Try it: If a line in the data below includes the string "소상공인", please return a copy of it.

Supplied material:
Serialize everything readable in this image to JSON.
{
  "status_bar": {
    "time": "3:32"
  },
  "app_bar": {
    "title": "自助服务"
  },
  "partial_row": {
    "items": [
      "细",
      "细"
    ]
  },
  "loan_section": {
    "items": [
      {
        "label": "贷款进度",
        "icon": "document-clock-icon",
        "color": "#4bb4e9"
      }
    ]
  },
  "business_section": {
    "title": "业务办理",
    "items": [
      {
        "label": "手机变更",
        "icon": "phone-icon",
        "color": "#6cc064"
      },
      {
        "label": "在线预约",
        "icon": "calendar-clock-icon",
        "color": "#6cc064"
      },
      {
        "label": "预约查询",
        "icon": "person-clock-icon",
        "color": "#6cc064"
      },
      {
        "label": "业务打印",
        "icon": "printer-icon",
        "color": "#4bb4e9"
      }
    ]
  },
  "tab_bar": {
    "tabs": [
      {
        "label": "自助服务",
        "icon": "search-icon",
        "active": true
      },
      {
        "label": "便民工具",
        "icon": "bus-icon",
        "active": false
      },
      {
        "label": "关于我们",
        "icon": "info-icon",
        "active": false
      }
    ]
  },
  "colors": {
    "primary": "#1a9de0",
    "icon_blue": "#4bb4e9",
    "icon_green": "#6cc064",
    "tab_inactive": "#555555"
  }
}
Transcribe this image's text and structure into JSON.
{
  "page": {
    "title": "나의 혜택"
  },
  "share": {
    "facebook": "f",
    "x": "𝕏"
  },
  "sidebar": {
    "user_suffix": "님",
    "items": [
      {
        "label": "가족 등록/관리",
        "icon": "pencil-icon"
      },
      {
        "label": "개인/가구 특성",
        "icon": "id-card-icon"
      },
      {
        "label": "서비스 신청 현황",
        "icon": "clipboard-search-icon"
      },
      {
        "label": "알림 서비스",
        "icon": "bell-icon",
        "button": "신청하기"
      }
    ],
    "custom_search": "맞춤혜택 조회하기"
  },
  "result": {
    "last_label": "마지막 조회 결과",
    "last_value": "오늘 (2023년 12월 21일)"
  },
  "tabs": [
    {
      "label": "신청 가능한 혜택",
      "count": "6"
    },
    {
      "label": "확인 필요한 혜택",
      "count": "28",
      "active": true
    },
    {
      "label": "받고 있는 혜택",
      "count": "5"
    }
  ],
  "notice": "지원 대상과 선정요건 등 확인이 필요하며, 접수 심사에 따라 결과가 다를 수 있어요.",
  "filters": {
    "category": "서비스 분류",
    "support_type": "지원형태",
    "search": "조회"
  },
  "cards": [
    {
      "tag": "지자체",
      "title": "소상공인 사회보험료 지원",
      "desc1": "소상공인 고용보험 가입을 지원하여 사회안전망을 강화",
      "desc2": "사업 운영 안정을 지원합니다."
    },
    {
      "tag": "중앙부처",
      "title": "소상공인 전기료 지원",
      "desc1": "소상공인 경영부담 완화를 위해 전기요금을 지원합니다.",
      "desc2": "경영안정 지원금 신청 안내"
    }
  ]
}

Solution for this problem:
      "title": "소상공인 사회보험료 지원",
      "desc1": "소상공인 고용보험 가입을 지원하여 사회안전망을 강화",
      "title": "소상공인 전기료 지원",
      "desc1": "소상공인 경영부담 완화를 위해 전기요금을 지원합니다.",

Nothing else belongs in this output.